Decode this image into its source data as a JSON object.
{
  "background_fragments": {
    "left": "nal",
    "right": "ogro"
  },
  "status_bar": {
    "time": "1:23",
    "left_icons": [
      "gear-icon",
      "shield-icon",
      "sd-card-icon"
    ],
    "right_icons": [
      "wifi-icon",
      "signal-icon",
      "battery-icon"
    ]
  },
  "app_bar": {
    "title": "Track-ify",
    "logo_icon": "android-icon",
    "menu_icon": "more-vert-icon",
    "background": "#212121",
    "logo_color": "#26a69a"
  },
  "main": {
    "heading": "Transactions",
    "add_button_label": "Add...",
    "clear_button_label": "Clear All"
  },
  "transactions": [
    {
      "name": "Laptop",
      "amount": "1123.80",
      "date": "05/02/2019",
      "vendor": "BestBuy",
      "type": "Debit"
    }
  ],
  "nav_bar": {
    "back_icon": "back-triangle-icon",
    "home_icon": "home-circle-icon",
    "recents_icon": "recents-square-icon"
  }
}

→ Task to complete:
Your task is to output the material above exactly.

→ Result:
Decode this image into its source data as a JSON object.
{
  "background_fragments": {
    "left": "nal",
    "right": "ogro"
  },
  "status_bar": {
    "time": "1:23",
    "left_icons": [
      "gear-icon",
      "shield-icon",
      "sd-card-icon"
    ],
    "right_icons": [
      "wifi-icon",
      "signal-icon",
      "battery-icon"
    ]
  },
  "app_bar": {
    "title": "Track-ify",
    "logo_icon": "android-icon",
    "menu_icon": "more-vert-icon",
    "background": "#212121",
    "logo_color": "#26a69a"
  },
  "main": {
    "heading": "Transactions",
    "add_button_label": "Add...",
    "clear_button_label": "Clear All"
  },
  "transactions": [
    {
      "name": "Laptop",
      "amount": "1123.80",
      "date": "05/02/2019",
      "vendor": "BestBuy",
      "type": "Debit"
    }
  ],
  "nav_bar": {
    "back_icon": "back-triangle-icon",
    "home_icon": "home-circle-icon",
    "recents_icon": "recents-square-icon"
  }
}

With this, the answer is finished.